### Task prompt:
Exactly as written, set down every entry once more.

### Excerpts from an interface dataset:

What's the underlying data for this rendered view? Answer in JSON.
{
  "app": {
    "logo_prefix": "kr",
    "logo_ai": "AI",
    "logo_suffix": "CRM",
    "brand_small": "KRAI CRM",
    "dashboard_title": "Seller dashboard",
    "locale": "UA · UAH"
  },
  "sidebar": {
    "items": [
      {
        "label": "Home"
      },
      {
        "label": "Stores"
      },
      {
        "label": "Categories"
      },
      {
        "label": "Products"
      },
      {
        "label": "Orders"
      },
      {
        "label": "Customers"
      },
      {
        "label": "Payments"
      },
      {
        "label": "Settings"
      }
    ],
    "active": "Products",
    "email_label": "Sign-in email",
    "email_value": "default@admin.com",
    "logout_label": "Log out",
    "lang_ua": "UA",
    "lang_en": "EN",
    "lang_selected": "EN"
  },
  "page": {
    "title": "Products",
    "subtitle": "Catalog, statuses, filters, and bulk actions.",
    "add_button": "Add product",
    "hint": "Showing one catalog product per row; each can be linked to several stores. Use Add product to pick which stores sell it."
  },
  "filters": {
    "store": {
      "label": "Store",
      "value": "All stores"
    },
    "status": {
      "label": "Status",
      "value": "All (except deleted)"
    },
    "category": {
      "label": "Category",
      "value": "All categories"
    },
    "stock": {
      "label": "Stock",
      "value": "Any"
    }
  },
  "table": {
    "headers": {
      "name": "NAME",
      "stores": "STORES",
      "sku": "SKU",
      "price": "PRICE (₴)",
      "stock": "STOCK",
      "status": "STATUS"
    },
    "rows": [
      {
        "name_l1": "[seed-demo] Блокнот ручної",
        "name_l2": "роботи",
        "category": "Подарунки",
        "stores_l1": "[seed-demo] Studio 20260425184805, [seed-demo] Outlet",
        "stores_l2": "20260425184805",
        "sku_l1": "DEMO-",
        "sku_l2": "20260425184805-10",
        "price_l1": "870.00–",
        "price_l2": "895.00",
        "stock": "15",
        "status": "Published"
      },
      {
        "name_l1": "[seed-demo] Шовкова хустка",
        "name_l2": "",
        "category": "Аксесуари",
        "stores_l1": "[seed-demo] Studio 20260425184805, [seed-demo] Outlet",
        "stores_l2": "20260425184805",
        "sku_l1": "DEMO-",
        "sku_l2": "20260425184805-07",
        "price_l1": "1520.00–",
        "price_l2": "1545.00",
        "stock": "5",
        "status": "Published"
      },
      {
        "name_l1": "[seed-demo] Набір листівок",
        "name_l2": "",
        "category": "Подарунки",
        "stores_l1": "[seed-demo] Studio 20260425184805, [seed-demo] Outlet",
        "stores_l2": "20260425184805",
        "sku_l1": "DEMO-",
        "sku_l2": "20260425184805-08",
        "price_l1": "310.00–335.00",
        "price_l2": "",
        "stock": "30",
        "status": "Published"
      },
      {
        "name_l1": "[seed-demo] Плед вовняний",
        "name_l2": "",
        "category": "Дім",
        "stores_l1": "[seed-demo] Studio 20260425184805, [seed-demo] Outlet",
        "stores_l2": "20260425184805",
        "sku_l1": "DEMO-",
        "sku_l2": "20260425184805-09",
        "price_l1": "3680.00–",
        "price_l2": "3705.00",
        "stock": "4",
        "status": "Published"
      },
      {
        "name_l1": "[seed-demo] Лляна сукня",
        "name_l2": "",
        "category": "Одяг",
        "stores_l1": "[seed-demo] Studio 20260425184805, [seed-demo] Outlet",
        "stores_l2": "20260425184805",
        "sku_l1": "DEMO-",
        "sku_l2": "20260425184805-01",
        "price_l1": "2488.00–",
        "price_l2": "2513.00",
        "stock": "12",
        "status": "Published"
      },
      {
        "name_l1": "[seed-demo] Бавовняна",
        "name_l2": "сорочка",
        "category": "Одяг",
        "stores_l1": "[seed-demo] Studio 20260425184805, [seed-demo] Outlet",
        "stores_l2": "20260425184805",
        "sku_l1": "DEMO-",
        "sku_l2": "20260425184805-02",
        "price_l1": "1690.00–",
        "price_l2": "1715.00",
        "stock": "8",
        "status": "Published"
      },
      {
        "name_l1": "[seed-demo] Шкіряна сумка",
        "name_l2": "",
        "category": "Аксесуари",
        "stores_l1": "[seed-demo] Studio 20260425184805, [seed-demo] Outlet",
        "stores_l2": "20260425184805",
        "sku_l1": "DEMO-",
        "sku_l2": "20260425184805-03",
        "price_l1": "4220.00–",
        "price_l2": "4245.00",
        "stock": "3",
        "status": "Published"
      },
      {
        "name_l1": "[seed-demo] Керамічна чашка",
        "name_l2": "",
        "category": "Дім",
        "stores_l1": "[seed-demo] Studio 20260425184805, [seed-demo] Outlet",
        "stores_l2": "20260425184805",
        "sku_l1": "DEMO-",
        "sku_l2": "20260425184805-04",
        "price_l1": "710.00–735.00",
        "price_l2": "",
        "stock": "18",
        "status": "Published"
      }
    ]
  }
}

### Written solution:
What's the underlying data for this rendered view? Answer in JSON.
{
  "app": {
    "logo_prefix": "kr",
    "logo_ai": "AI",
    "logo_suffix": "CRM",
    "brand_small": "KRAI CRM",
    "dashboard_title": "Seller dashboard",
    "locale": "UA · UAH"
  },
  "sidebar": {
    "items": [
      {
        "label": "Home"
      },
      {
        "label": "Stores"
      },
      {
        "label": "Categories"
      },
      {
        "label": "Products"
      },
      {
        "label": "Orders"
      },
      {
        "label": "Customers"
      },
      {
        "label": "Payments"
      },
      {
        "label": "Settings"
      }
    ],
    "active": "Products",
    "email_label": "Sign-in email",
    "email_value": "default@admin.com",
    "logout_label": "Log out",
    "lang_ua": "UA",
    "lang_en": "EN",
    "lang_selected": "EN"
  },
  "page": {
    "title": "Products",
    "subtitle": "Catalog, statuses, filters, and bulk actions.",
    "add_button": "Add product",
    "hint": "Showing one catalog product per row; each can be linked to several stores. Use Add product to pick which stores sell it."
  },
  "filters": {
    "store": {
      "label": "Store",
      "value": "All stores"
    },
    "status": {
      "label": "Status",
      "value": "All (except deleted)"
    },
    "category": {
      "label": "Category",
      "value": "All categories"
    },
    "stock": {
      "label": "Stock",
      "value": "Any"
    }
  },
  "table": {
    "headers": {
      "name": "NAME",
      "stores": "STORES",
      "sku": "SKU",
      "price": "PRICE (₴)",
      "stock": "STOCK",
      "status": "STATUS"
    },
    "rows": [
      {
        "name_l1": "[seed-demo] Блокнот ручної",
        "name_l2": "роботи",
        "category": "Подарунки",
        "stores_l1": "[seed-demo] Studio 20260425184805, [seed-demo] Outlet",
        "stores_l2": "20260425184805",
        "sku_l1": "DEMO-",
        "sku_l2": "20260425184805-10",
        "price_l1": "870.00–",
        "price_l2": "895.00",
        "stock": "15",
        "status": "Published"
      },
      {
        "name_l1": "[seed-demo] Шовкова хустка",
        "name_l2": "",
        "category": "Аксесуари",
        "stores_l1": "[seed-demo] Studio 20260425184805, [seed-demo] Outlet",
        "stores_l2": "20260425184805",
        "sku_l1": "DEMO-",
        "sku_l2": "20260425184805-07",
        "price_l1": "1520.00–",
        "price_l2": "1545.00",
        "stock": "5",
        "status": "Published"
      },
      {
        "name_l1": "[seed-demo] Набір листівок",
        "name_l2": "",
        "category": "Подарунки",
        "stores_l1": "[seed-demo] Studio 20260425184805, [seed-demo] Outlet",
        "stores_l2": "20260425184805",
        "sku_l1": "DEMO-",
        "sku_l2": "20260425184805-08",
        "price_l1": "310.00–335.00",
        "price_l2": "",
        "stock": "30",
        "status": "Published"
      },
      {
        "name_l1": "[seed-demo] Плед вовняний",
        "name_l2": "",
        "category": "Дім",
        "stores_l1": "[seed-demo] Studio 20260425184805, [seed-demo] Outlet",
        "stores_l2": "20260425184805",
        "sku_l1": "DEMO-",
        "sku_l2": "20260425184805-09",
        "price_l1": "3680.00–",
        "price_l2": "3705.00",
        "stock": "4",
        "status": "Published"
      },
      {
        "name_l1": "[seed-demo] Лляна сукня",
        "name_l2": "",
        "category": "Одяг",
        "stores_l1": "[seed-demo] Studio 20260425184805, [seed-demo] Outlet",
        "stores_l2": "20260425184805",
        "sku_l1": "DEMO-",
        "sku_l2": "20260425184805-01",
        "price_l1": "2488.00–",
        "price_l2": "2513.00",
        "stock": "12",
        "status": "Published"
      },
      {
        "name_l1": "[seed-demo] Бавовняна",
        "name_l2": "сорочка",
        "category": "Одяг",
        "stores_l1": "[seed-demo] Studio 20260425184805, [seed-demo] Outlet",
        "stores_l2": "20260425184805",
        "sku_l1": "DEMO-",
        "sku_l2": "20260425184805-02",
        "price_l1": "1690.00–",
        "price_l2": "1715.00",
        "stock": "8",
        "status": "Published"
      },
      {
        "name_l1": "[seed-demo] Шкіряна сумка",
        "name_l2": "",
        "category": "Аксесуари",
        "stores_l1": "[seed-demo] Studio 20260425184805, [seed-demo] Outlet",
        "stores_l2": "20260425184805",
        "sku_l1": "DEMO-",
        "sku_l2": "20260425184805-03",
        "price_l1": "4220.00–",
        "price_l2": "4245.00",
        "stock": "3",
        "status": "Published"
      },
      {
        "name_l1": "[seed-demo] Керамічна чашка",
        "name_l2": "",
        "category": "Дім",
        "stores_l1": "[seed-demo] Studio 20260425184805, [seed-demo] Outlet",
        "stores_l2": "20260425184805",
        "sku_l1": "DEMO-",
        "sku_l2": "20260425184805-04",
        "price_l1": "710.00–735.00",
        "price_l2": "",
        "stock": "18",
        "status": "Published"
      }
    ]
  }
}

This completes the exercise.